- [THE TASK]: Print the records below exactly, and do not carry over any picture.

================================

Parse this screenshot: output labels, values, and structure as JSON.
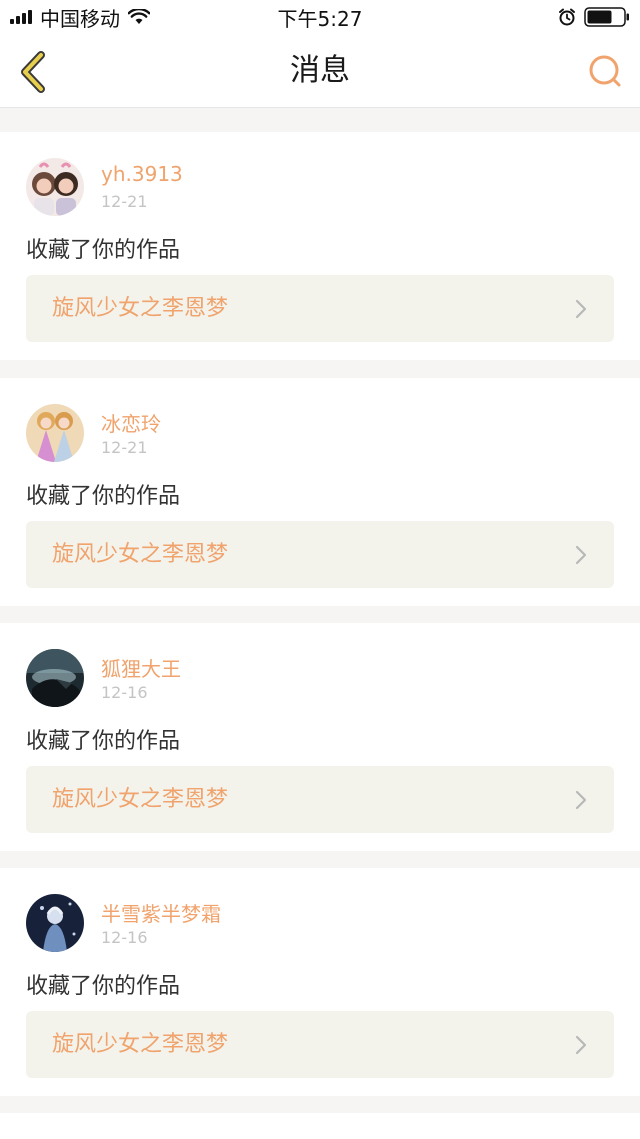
{
  "status_bar": {
    "carrier": "中国移动",
    "time": "下午5:27"
  },
  "nav": {
    "title": "消息",
    "back_icon": "chevron-left-icon",
    "search_icon": "search-icon"
  },
  "colors": {
    "accent": "#f0a36c",
    "back_icon": "#e8d04c",
    "card_link_bg": "#f3f3ec",
    "page_bg": "#f6f5f3"
  },
  "messages": [
    {
      "username": "yh.3913",
      "date": "12-21",
      "action": "收藏了你的作品",
      "work_title": "旋风少女之李恩梦",
      "avatar": "avatar-two-girls"
    },
    {
      "username": "冰恋玲",
      "date": "12-21",
      "action": "收藏了你的作品",
      "work_title": "旋风少女之李恩梦",
      "avatar": "avatar-princess"
    },
    {
      "username": "狐狸大王",
      "date": "12-16",
      "action": "收藏了你的作品",
      "work_title": "旋风少女之李恩梦",
      "avatar": "avatar-dark-scene"
    },
    {
      "username": "半雪紫半梦霜",
      "date": "12-16",
      "action": "收藏了你的作品",
      "work_title": "旋风少女之李恩梦",
      "avatar": "avatar-blue-figure"
    }
  ]
}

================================

- [ANSWER TO THE EXERCISE]:
Parse this screenshot: output labels, values, and structure as JSON.
{
  "status_bar": {
    "carrier": "中国移动",
    "time": "下午5:27"
  },
  "nav": {
    "title": "消息",
    "back_icon": "chevron-left-icon",
    "search_icon": "search-icon"
  },
  "colors": {
    "accent": "#f0a36c",
    "back_icon": "#e8d04c",
    "card_link_bg": "#f3f3ec",
    "page_bg": "#f6f5f3"
  },
  "messages": [
    {
      "username": "yh.3913",
      "date": "12-21",
      "action": "收藏了你的作品",
      "work_title": "旋风少女之李恩梦",
      "avatar": "avatar-two-girls"
    },
    {
      "username": "冰恋玲",
      "date": "12-21",
      "action": "收藏了你的作品",
      "work_title": "旋风少女之李恩梦",
      "avatar": "avatar-princess"
    },
    {
      "username": "狐狸大王",
      "date": "12-16",
      "action": "收藏了你的作品",
      "work_title": "旋风少女之李恩梦",
      "avatar": "avatar-dark-scene"
    },
    {
      "username": "半雪紫半梦霜",
      "date": "12-16",
      "action": "收藏了你的作品",
      "work_title": "旋风少女之李恩梦",
      "avatar": "avatar-blue-figure"
    }
  ]
}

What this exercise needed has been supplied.